21 February: In the UK, MI6 has announced that it is reducing the minimum age requirement for joining from 21 to 18. It is hoped that this will attract younger people who are more familiar with modern technology. Alex Younger, the current ‘C’, used the term “live” technology during a tour of the Vauxhall Cross headquarters by thirty teenagers. Younger described the tour as an attempt to dispel the image of MI6 as somewhere for Oxbridge graduates only.
He was being a little disingenuous. As one of our recent articles indicated, the leadership of the service is likely to continue as white, upper class fiefdom for some time to come. Of course, workers from poorer or ethnically diverse backgrounds will be welcomed, but they should not expect to rise to the higher ranks. This has led to a higher than average churn rate amongst new recruits. Once the James Bond image has worn off and reality sets in, too many people are deciding not to stay. One of the problems with a closed organisation is that nepotism and incestuous promotion practices tend to go on for much longer than they would in a normal employment. This problem is also responsible, at least in part, for the service’s poor performance in recent years.
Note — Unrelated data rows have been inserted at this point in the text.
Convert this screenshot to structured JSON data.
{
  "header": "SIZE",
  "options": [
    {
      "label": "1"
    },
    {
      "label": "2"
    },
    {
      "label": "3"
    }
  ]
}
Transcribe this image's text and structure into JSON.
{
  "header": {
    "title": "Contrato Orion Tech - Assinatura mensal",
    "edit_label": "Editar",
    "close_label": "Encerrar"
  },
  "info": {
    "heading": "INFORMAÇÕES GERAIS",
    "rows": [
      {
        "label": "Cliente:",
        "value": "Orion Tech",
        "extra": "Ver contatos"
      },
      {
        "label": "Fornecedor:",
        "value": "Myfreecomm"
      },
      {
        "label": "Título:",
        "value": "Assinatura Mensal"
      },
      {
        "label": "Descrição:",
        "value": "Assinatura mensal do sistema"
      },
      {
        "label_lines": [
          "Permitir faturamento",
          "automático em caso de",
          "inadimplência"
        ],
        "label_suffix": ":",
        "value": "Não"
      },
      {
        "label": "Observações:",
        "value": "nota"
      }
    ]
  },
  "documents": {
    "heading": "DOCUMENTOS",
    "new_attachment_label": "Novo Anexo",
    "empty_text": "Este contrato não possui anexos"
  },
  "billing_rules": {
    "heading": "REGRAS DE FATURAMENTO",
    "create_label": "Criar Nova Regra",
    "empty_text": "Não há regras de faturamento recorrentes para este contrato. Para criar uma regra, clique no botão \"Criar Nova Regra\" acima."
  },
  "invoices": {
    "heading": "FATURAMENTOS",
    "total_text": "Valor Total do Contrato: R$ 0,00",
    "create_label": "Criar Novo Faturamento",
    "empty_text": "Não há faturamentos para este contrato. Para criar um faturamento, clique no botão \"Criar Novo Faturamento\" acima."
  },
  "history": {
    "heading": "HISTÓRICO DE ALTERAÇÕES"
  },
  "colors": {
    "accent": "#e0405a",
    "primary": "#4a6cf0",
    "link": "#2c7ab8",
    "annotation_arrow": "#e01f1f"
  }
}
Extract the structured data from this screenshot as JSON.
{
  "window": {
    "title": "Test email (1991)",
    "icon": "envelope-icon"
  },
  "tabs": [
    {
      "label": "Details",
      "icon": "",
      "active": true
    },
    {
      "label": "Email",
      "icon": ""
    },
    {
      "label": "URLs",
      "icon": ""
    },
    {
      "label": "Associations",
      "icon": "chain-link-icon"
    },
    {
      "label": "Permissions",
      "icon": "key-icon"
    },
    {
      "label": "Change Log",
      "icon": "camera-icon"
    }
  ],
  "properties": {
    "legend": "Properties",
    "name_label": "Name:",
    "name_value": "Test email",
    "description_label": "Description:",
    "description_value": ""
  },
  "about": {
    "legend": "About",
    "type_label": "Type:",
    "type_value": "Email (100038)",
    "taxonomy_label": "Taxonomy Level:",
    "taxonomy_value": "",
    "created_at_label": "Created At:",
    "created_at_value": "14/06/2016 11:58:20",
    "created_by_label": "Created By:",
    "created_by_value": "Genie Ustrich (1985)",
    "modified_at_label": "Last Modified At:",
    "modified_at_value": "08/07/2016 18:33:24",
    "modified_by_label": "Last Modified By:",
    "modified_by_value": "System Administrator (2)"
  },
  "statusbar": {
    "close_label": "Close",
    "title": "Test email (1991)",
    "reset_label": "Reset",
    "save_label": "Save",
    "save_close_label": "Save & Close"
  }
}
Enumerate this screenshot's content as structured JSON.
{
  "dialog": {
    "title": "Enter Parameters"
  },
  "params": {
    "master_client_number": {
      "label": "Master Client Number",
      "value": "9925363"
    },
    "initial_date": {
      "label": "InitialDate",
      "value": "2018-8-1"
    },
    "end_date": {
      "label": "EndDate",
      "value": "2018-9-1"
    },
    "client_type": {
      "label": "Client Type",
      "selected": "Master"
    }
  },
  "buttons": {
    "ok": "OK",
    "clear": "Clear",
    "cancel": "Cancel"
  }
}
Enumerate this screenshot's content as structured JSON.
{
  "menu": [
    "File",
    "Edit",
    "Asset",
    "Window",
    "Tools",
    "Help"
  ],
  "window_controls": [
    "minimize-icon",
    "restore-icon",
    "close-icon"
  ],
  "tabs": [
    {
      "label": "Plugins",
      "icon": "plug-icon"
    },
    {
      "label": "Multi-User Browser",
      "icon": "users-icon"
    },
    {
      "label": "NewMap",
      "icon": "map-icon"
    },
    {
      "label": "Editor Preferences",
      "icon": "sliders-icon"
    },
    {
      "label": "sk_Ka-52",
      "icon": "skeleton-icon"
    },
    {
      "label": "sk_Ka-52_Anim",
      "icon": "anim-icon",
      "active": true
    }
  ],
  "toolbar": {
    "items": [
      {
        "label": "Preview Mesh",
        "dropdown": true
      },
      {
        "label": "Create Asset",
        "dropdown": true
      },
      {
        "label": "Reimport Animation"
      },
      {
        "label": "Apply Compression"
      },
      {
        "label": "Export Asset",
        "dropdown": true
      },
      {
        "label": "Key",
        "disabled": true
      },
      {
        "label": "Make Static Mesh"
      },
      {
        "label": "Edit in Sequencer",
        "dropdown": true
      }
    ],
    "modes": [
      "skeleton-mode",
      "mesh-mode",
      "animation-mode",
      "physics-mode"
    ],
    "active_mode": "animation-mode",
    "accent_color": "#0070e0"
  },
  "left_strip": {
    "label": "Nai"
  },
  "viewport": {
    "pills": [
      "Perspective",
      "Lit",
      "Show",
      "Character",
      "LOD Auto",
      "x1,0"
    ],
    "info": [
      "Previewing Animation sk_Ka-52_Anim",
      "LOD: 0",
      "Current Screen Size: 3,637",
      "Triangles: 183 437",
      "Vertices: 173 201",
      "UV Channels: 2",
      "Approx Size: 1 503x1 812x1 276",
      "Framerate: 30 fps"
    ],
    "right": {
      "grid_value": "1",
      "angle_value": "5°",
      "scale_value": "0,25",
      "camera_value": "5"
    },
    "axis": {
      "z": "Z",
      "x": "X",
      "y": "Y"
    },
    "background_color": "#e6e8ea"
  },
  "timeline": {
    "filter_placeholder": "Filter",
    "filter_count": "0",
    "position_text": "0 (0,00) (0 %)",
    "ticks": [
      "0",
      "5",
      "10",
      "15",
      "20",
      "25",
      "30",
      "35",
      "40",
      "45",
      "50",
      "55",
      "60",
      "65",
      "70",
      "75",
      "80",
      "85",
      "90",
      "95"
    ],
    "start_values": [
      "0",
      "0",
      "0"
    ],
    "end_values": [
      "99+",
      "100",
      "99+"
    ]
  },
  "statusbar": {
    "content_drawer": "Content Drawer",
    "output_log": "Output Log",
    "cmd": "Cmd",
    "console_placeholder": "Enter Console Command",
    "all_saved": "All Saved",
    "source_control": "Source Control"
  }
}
And MI6 does badly need younger, more technically capable recruits. When Younger referred to “live” technology he meant that modern electronic developments such as the internet and facial recognition technology have made it increasingly difficult to maintain conventional cover stories and for officers to operate abroad. Where technologically skilled recruits are available in the UK, they tend to be attracted to GCHQ and its offshoots which are at the cutting edge or MI5 which does not have the same burden of continual foreign service. It is a problem that MI6 is finding increasing difficulty in solving. It will take more than publicity tours, but MI6 seems to lack a coherent plan to tackle the issue.